Like many families of those involved in the War of Independence, May Moran's was reluctant to talk about their Uncle Paddy when she was growing up and she only had a vague idea of his story. The little brown case she was given by her Aunt Bridget (Paddy's sister) just before she died was full of fascinating memorabilia and it started her on a journey of discovery which convinced her that Paddy's story deserved to be told.
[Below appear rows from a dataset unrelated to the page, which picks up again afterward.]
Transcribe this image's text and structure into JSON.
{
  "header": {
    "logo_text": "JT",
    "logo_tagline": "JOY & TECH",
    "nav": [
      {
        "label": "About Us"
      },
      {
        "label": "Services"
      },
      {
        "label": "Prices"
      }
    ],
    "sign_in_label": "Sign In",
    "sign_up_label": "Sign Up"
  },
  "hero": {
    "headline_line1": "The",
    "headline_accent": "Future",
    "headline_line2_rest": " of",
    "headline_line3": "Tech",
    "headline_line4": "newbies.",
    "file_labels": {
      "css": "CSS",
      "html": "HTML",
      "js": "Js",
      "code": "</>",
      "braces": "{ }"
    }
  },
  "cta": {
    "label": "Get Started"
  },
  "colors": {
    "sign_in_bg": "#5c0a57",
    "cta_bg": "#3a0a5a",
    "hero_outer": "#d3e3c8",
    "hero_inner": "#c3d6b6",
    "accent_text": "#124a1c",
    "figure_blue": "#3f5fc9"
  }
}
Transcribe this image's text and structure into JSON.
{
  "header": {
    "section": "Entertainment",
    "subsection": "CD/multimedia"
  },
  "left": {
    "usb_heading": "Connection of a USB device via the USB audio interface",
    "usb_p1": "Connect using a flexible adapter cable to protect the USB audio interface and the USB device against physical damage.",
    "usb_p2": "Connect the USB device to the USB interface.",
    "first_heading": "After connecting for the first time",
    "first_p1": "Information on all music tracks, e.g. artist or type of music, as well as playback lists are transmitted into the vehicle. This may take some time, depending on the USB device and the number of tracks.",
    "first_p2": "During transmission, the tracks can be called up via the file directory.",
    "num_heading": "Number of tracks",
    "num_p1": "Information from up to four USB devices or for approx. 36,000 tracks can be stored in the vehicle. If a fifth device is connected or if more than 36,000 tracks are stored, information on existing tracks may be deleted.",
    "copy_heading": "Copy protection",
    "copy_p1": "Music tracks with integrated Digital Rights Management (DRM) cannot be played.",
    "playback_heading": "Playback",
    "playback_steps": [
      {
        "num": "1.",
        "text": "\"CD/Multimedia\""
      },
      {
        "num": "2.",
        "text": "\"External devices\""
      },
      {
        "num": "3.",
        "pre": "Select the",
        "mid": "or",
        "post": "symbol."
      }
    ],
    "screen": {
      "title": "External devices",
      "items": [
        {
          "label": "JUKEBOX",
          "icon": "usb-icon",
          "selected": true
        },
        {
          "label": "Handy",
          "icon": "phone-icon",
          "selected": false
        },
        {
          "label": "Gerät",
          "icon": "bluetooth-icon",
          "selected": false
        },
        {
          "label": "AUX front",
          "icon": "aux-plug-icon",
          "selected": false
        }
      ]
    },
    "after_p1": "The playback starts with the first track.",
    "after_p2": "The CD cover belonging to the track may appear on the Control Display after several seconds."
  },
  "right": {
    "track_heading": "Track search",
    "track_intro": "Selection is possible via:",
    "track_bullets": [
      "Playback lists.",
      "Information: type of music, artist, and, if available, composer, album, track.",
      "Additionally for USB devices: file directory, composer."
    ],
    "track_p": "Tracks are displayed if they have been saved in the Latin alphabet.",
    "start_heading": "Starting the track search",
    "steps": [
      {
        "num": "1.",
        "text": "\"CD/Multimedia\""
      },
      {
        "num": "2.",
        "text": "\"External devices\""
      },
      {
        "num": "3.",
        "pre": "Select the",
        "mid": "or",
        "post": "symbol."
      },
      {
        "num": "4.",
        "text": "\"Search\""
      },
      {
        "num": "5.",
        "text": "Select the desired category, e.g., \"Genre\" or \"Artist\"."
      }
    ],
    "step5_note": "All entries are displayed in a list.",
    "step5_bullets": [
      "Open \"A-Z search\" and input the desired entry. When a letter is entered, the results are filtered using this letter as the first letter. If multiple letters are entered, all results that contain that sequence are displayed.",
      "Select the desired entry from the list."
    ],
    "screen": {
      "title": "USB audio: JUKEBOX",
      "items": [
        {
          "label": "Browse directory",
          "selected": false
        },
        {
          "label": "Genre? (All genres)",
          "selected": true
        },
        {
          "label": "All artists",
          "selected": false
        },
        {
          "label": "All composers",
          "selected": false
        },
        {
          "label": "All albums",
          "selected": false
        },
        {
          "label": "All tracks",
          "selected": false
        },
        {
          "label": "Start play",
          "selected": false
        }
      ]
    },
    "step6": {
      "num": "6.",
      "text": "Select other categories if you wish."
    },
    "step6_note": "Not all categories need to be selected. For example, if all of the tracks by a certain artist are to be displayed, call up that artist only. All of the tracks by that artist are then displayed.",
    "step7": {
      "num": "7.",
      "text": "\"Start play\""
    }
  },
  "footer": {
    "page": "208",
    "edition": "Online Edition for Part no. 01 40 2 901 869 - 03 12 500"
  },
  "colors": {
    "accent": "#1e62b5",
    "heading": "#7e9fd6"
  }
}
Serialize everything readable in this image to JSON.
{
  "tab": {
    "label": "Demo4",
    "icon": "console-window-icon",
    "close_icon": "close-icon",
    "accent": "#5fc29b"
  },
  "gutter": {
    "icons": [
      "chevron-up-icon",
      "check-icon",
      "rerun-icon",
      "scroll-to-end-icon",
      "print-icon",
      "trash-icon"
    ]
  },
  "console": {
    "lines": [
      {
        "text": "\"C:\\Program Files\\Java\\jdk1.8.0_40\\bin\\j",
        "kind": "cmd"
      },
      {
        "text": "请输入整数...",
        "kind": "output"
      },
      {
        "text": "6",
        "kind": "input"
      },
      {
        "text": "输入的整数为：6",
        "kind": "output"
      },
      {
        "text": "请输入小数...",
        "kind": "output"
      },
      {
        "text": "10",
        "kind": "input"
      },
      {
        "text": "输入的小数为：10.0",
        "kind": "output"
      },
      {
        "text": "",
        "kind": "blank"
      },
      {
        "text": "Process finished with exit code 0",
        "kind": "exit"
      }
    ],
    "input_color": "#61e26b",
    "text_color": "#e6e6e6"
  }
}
Born in Crossna, Boyle, Co. Roscommon, Paddy lived most of his adult life in Dublin where he took an active part in the GAA, the Gaelic League and the Volunteers. He was an active participant in the 1916 Rising and was deported to England after the surrender. On his return in August 1916 he renewed his interest in GAA and helped to reorganise the Volunteers in Dublin and in Roscommon. He was arrested following the assassination of British Intelligence Officers on Bloody Sunday, 21 November 1920, and was charged and convicted for the murder of Lieutenants Ames and Bennett. He was executed by hanging in March 1921 amid calls from civil and religious leaders for the King of England to exercise the Prerogative of Mercy in the belief that he was innocent. But was he?